It's said that money can't buy happiness. In fact, for some indie game developers, an influx of money can mean just the opposite. In a New Yorker feature, developers like Rami Ismail of Vlambeer (Ridiculous Fishing, Luftrausers), Edmund McMillen of Team Meat (Super Meat Boy) and Davey Wreden of Galactic Cafe (The Stanley Parable) explain how the success of their games have, in some ways, made their lives harder, not easier.

Ismail, for example, cited his feelings of guilt over making more money in a single night than his mother makes all year. "Ever since I was a kid I've watched my mom wake up at six in the morning, work all day, come home, make my brother and me dinner," Ismail said. Regarding his overnight success, he told the New Yorker, "It feels awful.

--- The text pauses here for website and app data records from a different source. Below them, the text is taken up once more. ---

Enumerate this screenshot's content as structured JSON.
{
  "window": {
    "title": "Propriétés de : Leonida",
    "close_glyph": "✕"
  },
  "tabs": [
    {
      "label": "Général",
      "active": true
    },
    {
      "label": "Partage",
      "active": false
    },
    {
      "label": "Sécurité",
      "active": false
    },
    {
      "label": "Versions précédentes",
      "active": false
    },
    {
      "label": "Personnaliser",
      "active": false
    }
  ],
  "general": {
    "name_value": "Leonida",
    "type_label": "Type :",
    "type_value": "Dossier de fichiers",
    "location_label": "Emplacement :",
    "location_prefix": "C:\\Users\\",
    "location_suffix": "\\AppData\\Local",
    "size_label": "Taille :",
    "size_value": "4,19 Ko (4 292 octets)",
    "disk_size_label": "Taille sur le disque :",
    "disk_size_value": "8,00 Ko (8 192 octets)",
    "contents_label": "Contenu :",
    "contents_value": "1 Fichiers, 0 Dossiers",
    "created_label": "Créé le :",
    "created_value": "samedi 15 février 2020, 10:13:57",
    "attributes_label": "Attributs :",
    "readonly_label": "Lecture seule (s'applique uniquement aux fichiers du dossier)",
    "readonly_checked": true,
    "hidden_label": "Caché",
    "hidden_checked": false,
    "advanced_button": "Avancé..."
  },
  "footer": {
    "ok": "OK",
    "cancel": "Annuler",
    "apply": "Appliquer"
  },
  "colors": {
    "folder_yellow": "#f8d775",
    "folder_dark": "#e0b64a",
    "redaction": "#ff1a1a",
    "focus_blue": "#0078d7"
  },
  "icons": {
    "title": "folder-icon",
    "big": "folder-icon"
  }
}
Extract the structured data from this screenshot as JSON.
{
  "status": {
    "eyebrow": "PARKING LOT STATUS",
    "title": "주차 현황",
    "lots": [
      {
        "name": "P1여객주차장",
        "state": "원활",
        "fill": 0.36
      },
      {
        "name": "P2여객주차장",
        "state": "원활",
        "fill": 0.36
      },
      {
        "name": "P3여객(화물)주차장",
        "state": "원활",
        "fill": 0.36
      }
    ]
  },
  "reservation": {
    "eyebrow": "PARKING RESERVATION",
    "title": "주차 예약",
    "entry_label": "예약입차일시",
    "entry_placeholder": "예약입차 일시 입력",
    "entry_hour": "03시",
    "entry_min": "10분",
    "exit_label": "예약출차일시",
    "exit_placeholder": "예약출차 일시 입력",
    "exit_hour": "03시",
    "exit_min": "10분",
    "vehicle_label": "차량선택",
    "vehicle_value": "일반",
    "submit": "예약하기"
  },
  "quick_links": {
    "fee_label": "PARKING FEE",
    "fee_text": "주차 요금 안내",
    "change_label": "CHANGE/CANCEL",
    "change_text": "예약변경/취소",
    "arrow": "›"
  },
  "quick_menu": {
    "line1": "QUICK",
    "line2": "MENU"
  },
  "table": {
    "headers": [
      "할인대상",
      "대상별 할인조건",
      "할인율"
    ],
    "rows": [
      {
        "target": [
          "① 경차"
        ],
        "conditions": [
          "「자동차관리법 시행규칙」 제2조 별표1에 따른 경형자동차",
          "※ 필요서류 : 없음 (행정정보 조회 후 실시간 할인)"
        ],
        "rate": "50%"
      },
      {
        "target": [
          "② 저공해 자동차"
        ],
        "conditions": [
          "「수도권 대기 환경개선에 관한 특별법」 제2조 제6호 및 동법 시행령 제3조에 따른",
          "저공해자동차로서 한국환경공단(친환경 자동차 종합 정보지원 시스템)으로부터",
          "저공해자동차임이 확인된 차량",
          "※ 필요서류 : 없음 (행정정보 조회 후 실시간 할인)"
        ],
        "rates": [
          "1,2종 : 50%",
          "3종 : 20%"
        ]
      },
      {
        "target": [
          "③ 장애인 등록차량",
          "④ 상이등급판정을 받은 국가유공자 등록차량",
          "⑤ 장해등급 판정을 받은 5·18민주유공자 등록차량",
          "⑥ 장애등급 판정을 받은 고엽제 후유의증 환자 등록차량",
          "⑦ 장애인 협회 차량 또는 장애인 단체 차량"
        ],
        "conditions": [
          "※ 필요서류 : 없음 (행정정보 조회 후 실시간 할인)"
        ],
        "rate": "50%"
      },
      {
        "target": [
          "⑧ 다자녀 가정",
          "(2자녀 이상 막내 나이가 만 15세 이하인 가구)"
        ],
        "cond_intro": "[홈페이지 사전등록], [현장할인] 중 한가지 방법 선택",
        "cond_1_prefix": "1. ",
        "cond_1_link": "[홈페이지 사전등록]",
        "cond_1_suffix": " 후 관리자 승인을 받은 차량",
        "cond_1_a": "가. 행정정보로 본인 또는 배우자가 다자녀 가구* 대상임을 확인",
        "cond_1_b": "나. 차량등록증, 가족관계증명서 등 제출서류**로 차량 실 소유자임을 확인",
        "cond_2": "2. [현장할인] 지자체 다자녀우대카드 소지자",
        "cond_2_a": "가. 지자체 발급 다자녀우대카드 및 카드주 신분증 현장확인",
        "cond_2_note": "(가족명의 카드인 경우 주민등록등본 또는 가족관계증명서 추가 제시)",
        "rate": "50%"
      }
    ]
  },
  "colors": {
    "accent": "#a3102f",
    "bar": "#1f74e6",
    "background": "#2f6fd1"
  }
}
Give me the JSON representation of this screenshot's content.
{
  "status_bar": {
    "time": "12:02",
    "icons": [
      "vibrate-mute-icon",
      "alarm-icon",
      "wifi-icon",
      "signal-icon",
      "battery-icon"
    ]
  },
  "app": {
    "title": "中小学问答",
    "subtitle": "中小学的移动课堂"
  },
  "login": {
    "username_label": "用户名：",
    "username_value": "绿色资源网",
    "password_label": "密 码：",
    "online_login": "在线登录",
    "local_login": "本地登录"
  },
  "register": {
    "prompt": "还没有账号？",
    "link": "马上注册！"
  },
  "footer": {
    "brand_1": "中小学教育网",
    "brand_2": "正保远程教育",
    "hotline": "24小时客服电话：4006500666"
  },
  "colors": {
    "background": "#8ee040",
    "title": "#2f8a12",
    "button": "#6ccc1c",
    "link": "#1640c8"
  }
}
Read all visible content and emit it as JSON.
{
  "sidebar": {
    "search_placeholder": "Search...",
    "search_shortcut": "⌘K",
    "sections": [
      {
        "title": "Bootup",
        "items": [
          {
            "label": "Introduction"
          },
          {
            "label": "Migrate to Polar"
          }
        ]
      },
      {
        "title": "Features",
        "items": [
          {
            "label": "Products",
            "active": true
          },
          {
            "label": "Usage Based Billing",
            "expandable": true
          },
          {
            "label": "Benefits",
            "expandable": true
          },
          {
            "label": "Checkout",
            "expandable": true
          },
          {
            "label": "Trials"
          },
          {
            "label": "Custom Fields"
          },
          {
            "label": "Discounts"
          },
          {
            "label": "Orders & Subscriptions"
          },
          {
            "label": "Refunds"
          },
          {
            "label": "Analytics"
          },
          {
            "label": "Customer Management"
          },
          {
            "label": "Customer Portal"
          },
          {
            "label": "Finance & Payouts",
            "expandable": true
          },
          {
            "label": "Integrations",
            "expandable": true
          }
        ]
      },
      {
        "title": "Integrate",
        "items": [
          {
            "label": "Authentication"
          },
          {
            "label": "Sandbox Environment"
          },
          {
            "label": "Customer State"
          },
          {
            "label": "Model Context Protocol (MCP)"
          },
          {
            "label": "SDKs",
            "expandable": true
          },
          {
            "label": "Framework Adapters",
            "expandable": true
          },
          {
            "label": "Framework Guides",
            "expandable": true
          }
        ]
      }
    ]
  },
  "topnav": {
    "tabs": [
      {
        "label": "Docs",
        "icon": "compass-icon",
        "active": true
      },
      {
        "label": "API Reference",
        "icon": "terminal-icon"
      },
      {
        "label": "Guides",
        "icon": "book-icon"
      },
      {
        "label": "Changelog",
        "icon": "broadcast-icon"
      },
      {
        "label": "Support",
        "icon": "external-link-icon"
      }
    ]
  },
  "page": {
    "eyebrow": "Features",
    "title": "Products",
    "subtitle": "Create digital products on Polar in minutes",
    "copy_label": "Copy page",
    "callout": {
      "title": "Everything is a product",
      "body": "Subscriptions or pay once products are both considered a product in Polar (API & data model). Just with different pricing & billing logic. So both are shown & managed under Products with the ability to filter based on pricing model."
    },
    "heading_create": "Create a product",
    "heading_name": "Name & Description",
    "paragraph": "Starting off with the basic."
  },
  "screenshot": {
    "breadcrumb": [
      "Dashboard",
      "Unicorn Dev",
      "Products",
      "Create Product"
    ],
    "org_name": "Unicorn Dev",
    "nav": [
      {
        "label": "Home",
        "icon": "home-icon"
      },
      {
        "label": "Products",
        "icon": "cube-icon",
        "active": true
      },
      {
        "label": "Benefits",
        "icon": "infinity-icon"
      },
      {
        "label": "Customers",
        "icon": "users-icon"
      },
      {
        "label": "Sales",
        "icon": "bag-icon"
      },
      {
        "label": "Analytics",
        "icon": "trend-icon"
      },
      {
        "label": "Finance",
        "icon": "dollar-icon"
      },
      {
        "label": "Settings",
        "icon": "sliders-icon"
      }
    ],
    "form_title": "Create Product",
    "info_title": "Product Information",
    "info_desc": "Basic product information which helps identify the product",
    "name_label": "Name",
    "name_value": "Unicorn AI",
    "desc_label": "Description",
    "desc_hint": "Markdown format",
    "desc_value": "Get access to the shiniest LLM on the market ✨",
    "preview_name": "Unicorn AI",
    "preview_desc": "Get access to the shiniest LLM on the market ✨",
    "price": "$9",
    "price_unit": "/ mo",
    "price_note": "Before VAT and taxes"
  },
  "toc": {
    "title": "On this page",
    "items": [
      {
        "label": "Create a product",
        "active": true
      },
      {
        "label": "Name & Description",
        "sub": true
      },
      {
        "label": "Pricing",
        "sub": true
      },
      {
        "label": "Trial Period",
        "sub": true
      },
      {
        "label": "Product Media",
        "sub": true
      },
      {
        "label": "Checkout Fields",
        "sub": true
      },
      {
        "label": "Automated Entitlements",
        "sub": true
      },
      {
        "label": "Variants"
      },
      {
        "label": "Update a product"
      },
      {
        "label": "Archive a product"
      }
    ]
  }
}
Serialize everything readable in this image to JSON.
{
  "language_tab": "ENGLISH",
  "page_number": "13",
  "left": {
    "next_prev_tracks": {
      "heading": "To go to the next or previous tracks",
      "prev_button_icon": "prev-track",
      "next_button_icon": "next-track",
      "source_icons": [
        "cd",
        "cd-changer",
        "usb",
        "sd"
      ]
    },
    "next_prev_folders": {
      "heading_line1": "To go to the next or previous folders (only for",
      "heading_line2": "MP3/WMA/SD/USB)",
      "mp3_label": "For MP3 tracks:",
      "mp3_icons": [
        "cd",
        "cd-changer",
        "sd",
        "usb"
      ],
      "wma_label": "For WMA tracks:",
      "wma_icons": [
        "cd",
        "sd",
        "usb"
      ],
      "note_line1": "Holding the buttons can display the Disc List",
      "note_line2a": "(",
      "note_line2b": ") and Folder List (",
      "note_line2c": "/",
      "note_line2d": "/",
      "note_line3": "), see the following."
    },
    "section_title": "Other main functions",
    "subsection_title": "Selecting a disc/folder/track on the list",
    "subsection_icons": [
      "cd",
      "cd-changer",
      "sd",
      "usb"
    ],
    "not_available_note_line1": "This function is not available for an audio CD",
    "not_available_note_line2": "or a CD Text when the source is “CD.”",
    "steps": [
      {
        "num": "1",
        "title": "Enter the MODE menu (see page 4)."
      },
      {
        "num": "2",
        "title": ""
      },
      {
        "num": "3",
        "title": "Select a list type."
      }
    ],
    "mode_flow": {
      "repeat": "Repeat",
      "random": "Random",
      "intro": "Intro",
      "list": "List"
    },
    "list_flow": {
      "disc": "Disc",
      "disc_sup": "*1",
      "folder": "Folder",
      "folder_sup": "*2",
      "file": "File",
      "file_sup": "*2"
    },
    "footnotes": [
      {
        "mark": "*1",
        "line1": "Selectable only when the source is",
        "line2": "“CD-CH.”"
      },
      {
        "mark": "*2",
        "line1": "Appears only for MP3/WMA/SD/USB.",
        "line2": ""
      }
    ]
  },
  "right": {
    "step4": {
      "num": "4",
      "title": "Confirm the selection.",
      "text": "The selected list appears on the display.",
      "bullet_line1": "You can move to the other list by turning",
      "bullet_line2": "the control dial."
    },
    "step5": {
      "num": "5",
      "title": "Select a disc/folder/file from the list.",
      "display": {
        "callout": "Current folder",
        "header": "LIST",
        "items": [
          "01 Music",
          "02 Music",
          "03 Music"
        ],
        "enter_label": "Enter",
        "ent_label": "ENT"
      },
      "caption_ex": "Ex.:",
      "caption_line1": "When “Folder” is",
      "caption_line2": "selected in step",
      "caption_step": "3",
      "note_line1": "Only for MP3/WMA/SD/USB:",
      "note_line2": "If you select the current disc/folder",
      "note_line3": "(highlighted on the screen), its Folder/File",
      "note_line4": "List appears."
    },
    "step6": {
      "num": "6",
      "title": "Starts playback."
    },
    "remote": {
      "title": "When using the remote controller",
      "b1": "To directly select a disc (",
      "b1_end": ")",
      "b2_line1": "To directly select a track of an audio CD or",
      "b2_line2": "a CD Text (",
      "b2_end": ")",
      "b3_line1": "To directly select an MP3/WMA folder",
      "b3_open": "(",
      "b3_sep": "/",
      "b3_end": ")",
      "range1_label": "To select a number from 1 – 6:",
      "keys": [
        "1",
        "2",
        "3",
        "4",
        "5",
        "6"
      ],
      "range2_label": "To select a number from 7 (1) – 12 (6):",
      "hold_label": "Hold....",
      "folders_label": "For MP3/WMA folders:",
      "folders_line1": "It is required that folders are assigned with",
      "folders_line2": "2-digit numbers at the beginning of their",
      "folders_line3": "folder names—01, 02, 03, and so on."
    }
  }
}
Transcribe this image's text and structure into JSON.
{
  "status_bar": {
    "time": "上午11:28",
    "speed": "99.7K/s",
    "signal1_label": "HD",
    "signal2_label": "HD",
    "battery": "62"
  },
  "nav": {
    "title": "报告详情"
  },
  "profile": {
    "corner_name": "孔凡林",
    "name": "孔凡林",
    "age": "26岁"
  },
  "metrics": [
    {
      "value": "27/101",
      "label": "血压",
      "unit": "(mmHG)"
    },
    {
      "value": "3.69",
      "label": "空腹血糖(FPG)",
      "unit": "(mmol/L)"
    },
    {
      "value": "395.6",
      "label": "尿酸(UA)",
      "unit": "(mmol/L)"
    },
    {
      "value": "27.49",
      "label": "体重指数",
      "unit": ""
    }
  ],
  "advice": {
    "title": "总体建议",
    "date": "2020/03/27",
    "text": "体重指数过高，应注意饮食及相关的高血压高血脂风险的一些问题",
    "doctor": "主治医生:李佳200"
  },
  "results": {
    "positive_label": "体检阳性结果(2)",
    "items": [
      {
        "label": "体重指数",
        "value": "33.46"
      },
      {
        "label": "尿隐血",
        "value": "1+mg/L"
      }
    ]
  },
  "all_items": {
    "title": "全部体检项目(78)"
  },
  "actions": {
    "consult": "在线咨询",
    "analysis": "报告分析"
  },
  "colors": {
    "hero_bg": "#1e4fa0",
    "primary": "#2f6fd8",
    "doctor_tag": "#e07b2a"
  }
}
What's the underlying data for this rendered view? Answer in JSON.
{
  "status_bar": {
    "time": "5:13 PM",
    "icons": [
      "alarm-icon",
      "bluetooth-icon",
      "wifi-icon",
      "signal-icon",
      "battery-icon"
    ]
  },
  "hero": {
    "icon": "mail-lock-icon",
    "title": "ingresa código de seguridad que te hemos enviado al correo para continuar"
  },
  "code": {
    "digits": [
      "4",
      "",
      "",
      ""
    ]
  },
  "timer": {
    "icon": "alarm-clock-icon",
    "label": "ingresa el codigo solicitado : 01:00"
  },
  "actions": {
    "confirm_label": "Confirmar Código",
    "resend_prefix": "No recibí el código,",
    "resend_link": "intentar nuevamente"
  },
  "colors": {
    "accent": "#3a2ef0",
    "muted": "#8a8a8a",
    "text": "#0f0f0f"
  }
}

I couldn't get rid of the image of my mother in her car, driving to work."

McMillen likewise experienced an impact on his familial relationships. He said that after the release of Super Meat Boy and Indie Game: The Movie - a documentary in which he is prominently featured - he had experienced distant relatives and old acquaintances asking him for money. "This success has artificially elevated me; it's caused jealousy, even hatred," McMillen said. "The money has made relationships complicated."

Wreden wrote on his studio's site in February that he was experiencing depression, and told the New Yorker that, with the success of The Stanley Parable behind him, he must now look ahead to creating its successor. "It's intimidating to think that we have enough time and resources to do whatever we want," Wreden said.

For more on the developing, expanding indie scene, be sure to check out our in-depth feature report.
[Image: Vlambeer]

From around the web

ear iconeye icontext filevr